NEW YORK &

Their bumbling actions have brought two guys in an alleged check-cashing scam worldwide attention for their only-in-New York similarities to the dark comedy, "Weekend at Bernie's."




But as James O'Hare and David Daloia allegedly pushed the lifeless body of friend and roommate Virgilio Cintron to the Pay-O-Matic Check Cashing spot in an office chair on Tuesday to cash a check, they claim they had no idea he was dead.




"He looked like that every &

"" morning," Daloia said, of Cintron's appearance the day in question. "I didn't know he was dead. (O'Hare) had $500 in his pocket. I had $200. Why would I rob the guy?"




Bailed out of jail overnight Thursday &

where they had been cooling their heels since their arrest on Tuesday on charges of attempted forgery, attempted possession of a forged instrument and petty larceny for attempting to cash their friend's check &

the two 65-year-olds were back home Friday at their apartment to tell their side of the tale. They had no idea who paid $1,000 each to set them free but seemed happy to clarify certain aspects of the case.




For months now, O'Hare and Daloia said Friday, they had engaged in the same routine: Three times a month, they would set Cintron in the chair and take him to a check cashing spot where he would cash his Social Security check.




Old, frail and unemployed, the self-described holdovers of Hell's Kitchen's racier past say they cared for Cintron, 66, whose health had deteriorated over the years. "I'd never hurt the guy," Daloia said. "We took care of him. We wiped up after him."




While Cintron appears to have died of natural causes, as of Friday, a cause of death and how long he had been dead was still being investigated by the New York City Medical Examiner's Office.

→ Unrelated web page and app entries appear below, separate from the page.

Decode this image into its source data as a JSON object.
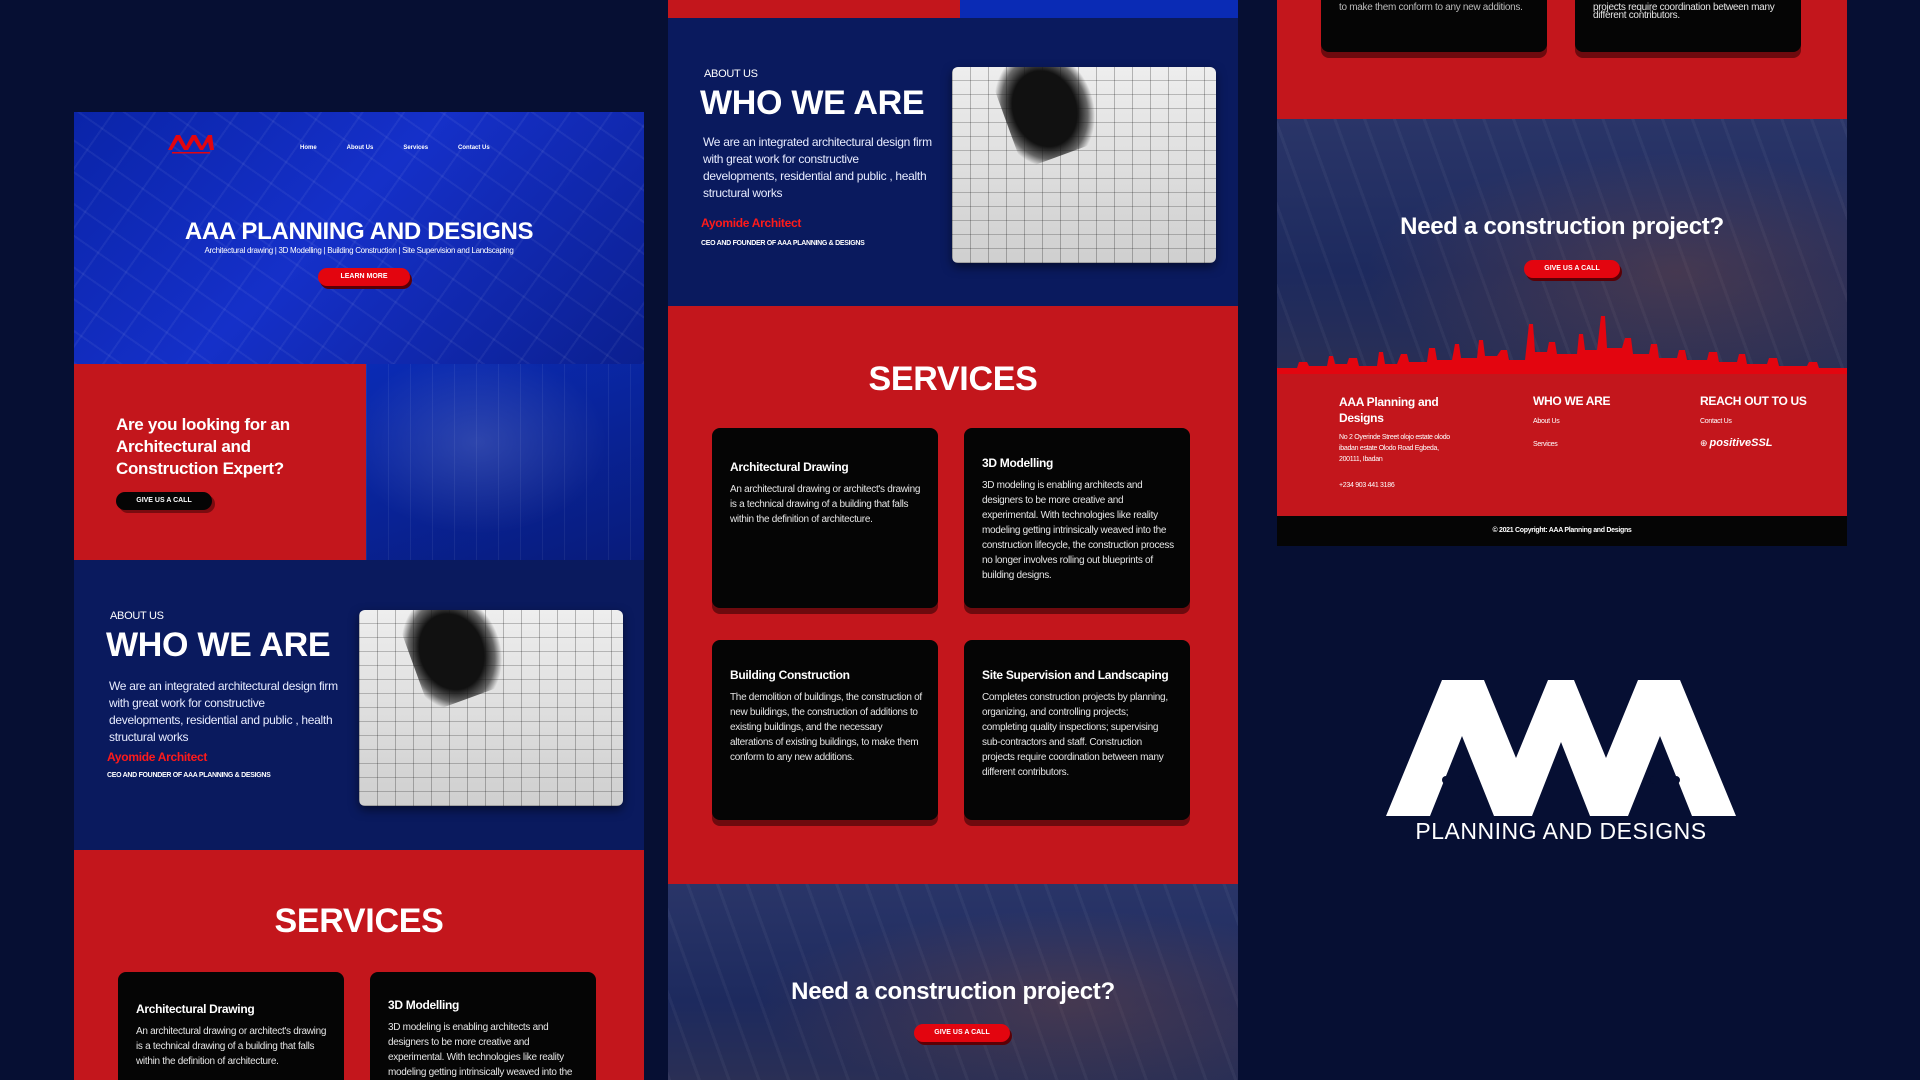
{
  "brand": {
    "name": "AAA PLANNING AND DESIGNS",
    "logo_letters": "AAA",
    "logo_tagline": "PLANNING AND DESIGNS"
  },
  "nav": {
    "home": "Home",
    "about": "About Us",
    "services": "Services",
    "contact": "Contact Us"
  },
  "hero": {
    "title": "AAA PLANNING AND DESIGNS",
    "subtitle": "Architectural drawing | 3D Modelling | Building Construction | Site Supervision and Landscaping",
    "button": "LEARN MORE"
  },
  "looking": {
    "question": "Are you looking for an Architectural and Construction Expert?",
    "button": "GIVE US A CALL"
  },
  "about": {
    "eyebrow": "ABOUT US",
    "title": "WHO WE ARE",
    "description": "We are an integrated architectural design firm with great work for constructive developments, residential and public , health structural works",
    "name": "Ayomide Architect",
    "role": "CEO AND FOUNDER OF AAA PLANNING & DESIGNS"
  },
  "services": {
    "title": "SERVICES",
    "items": [
      {
        "title": "Architectural Drawing",
        "text": "An architectural drawing or architect's drawing is a technical drawing of a building that falls within the definition of architecture."
      },
      {
        "title": "3D Modelling",
        "text": "3D modeling is enabling architects and designers to be more creative and experimental. With technologies like reality modeling getting intrinsically weaved into the construction lifecycle, the construction process no longer involves rolling out blueprints of building designs."
      },
      {
        "title": "Building Construction",
        "text": "The demolition of buildings, the construction of new buildings, the construction of additions to existing buildings, and the necessary alterations of existing buildings, to make them conform to any new additions."
      },
      {
        "title": "Site Supervision and Landscaping",
        "text": "Completes construction projects by planning, organizing, and controlling projects; completing quality inspections; supervising sub-contractors and staff. Construction projects require coordination between many different contributors."
      }
    ]
  },
  "cta": {
    "title": "Need a construction project?",
    "button": "GIVE US A CALL"
  },
  "footer": {
    "company": "AAA Planning and Designs",
    "address": "No 2 Oyerinde Street olojo estate olodo ibadan estate Olodo Road Egbeda, 200111, Ibadan",
    "phone": "+234 903 441 3186",
    "who_heading": "WHO WE ARE",
    "who_links": [
      "About Us",
      "Services"
    ],
    "reach_heading": "REACH OUT TO US",
    "reach_links": [
      "Contact Us"
    ],
    "badge": "positiveSSL",
    "copyright": "© 2021 Copyright: AAA Planning and Designs"
  },
  "col2_top": {
    "card_tail_left": "",
    "card_tail_right": ""
  },
  "col3_top": {
    "card_tail_left": "to make them conform to any new additions.",
    "card_tail_right_1": "projects require coordination between many",
    "card_tail_right_2": "different contributors."
  },
  "colors": {
    "navy": "#060f33",
    "red": "#c3161c",
    "blue": "#0a24a8",
    "accent_red": "#e3050f"
  }
}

Meanwhile, police said the duo plopped Cintron into a chair and wheeled him from the apartment to Pay-O-Matic several blocks away.




Cintron was left outside while his friends stepped inside. The clerk who knows Cintron as a regular customer said Cintron needed to sign his own $355 check.




The suspects went back outside to get Cintron, but his half-dressed slumped corpse had caused quite a stir among those passing by, including Detective Travis Rapp, who saw the scene as he ate lunch nearby.




The rest, as they say, is history.




Asked how he met Cintron, Daloia said while "using dope. We have been friends for 41 years ... He was a great guy. He was a wily guy, a real street hustler." Relatives of Cintron could not be reached Friday.




O'Hare disparaged the comparisons to "Weekend at Bernie's," the 1989 comedy in which two friends pretend their murdered boss is really alive as they haul him around the Hamptons while partying.




"Wonderful," O'Hare said sarcastically. "That's real funny. That was a good friend of ours for 50 years."




Daloia can't understand all the fuss.




"I robbed banks that got less coverage than this," Daloia said, adding as a matter-of-fact that he has held heists that grossed $1 million. Court records showed he has a robbery conviction going back to the 1970s, but it could not be determined whether it involved a bank robbery.




Rocco Parascandola contributed to this story.




Distributed by the Los Angeles Times-Washington Post News Service